What is needed is the whole of the data, set down exactly.

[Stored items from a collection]
____________________

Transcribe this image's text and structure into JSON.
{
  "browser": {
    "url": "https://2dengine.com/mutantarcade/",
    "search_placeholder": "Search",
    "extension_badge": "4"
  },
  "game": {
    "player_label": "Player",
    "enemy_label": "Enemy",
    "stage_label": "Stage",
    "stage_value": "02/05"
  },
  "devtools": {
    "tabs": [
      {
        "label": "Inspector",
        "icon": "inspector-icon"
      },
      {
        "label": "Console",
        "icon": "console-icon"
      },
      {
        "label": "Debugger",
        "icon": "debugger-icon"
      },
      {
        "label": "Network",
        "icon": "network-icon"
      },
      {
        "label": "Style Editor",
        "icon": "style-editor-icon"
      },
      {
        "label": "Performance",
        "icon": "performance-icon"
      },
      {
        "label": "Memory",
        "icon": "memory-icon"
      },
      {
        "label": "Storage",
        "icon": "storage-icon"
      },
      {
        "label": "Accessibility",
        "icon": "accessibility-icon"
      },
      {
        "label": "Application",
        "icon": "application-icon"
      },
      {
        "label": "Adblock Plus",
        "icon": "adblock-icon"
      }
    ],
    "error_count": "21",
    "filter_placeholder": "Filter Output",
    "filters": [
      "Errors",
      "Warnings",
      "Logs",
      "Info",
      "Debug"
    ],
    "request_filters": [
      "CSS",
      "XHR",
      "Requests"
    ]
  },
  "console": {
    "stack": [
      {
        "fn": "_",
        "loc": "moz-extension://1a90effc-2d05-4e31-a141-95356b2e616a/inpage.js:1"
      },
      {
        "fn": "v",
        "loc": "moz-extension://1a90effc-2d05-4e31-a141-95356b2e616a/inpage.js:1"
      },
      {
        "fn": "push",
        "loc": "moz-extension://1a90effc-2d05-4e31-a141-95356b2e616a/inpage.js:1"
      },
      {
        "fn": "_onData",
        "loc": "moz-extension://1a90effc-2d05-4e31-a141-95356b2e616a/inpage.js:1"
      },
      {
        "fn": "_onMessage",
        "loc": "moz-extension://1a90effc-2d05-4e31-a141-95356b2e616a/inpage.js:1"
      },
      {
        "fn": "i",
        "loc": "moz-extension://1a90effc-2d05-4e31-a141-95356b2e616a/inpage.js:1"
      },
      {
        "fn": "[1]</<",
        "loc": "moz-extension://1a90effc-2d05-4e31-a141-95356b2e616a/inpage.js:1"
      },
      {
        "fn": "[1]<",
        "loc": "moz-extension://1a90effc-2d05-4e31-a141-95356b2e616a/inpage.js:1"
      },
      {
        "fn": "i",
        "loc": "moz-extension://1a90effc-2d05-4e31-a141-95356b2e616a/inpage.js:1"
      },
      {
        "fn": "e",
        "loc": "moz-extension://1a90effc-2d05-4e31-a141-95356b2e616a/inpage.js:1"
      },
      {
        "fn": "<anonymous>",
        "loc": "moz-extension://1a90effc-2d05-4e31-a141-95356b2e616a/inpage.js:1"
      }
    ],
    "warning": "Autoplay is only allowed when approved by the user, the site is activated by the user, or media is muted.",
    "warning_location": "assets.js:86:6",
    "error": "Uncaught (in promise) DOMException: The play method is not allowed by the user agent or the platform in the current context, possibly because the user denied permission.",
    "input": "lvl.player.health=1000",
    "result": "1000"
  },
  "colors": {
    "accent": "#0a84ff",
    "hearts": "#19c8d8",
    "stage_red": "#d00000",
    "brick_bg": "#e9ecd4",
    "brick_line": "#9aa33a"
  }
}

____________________

Problem solution:
Transcribe this image's text and structure into JSON.
{
  "browser": {
    "url": "https://2dengine.com/mutantarcade/",
    "search_placeholder": "Search",
    "extension_badge": "4"
  },
  "game": {
    "player_label": "Player",
    "enemy_label": "Enemy",
    "stage_label": "Stage",
    "stage_value": "02/05"
  },
  "devtools": {
    "tabs": [
      {
        "label": "Inspector",
        "icon": "inspector-icon"
      },
      {
        "label": "Console",
        "icon": "console-icon"
      },
      {
        "label": "Debugger",
        "icon": "debugger-icon"
      },
      {
        "label": "Network",
        "icon": "network-icon"
      },
      {
        "label": "Style Editor",
        "icon": "style-editor-icon"
      },
      {
        "label": "Performance",
        "icon": "performance-icon"
      },
      {
        "label": "Memory",
        "icon": "memory-icon"
      },
      {
        "label": "Storage",
        "icon": "storage-icon"
      },
      {
        "label": "Accessibility",
        "icon": "accessibility-icon"
      },
      {
        "label": "Application",
        "icon": "application-icon"
      },
      {
        "label": "Adblock Plus",
        "icon": "adblock-icon"
      }
    ],
    "error_count": "21",
    "filter_placeholder": "Filter Output",
    "filters": [
      "Errors",
      "Warnings",
      "Logs",
      "Info",
      "Debug"
    ],
    "request_filters": [
      "CSS",
      "XHR",
      "Requests"
    ]
  },
  "console": {
    "stack": [
      {
        "fn": "_",
        "loc": "moz-extension://1a90effc-2d05-4e31-a141-95356b2e616a/inpage.js:1"
      },
      {
        "fn": "v",
        "loc": "moz-extension://1a90effc-2d05-4e31-a141-95356b2e616a/inpage.js:1"
      },
      {
        "fn": "push",
        "loc": "moz-extension://1a90effc-2d05-4e31-a141-95356b2e616a/inpage.js:1"
      },
      {
        "fn": "_onData",
        "loc": "moz-extension://1a90effc-2d05-4e31-a141-95356b2e616a/inpage.js:1"
      },
      {
        "fn": "_onMessage",
        "loc": "moz-extension://1a90effc-2d05-4e31-a141-95356b2e616a/inpage.js:1"
      },
      {
        "fn": "i",
        "loc": "moz-extension://1a90effc-2d05-4e31-a141-95356b2e616a/inpage.js:1"
      },
      {
        "fn": "[1]</<",
        "loc": "moz-extension://1a90effc-2d05-4e31-a141-95356b2e616a/inpage.js:1"
      },
      {
        "fn": "[1]<",
        "loc": "moz-extension://1a90effc-2d05-4e31-a141-95356b2e616a/inpage.js:1"
      },
      {
        "fn": "i",
        "loc": "moz-extension://1a90effc-2d05-4e31-a141-95356b2e616a/inpage.js:1"
      },
      {
        "fn": "e",
        "loc": "moz-extension://1a90effc-2d05-4e31-a141-95356b2e616a/inpage.js:1"
      },
      {
        "fn": "<anonymous>",
        "loc": "moz-extension://1a90effc-2d05-4e31-a141-95356b2e616a/inpage.js:1"
      }
    ],
    "warning": "Autoplay is only allowed when approved by the user, the site is activated by the user, or media is muted.",
    "warning_location": "assets.js:86:6",
    "error": "Uncaught (in promise) DOMException: The play method is not allowed by the user agent or the platform in the current context, possibly because the user denied permission.",
    "input": "lvl.player.health=1000",
    "result": "1000"
  },
  "colors": {
    "accent": "#0a84ff",
    "hearts": "#19c8d8",
    "stage_red": "#d00000",
    "brick_bg": "#e9ecd4",
    "brick_line": "#9aa33a"
  }
}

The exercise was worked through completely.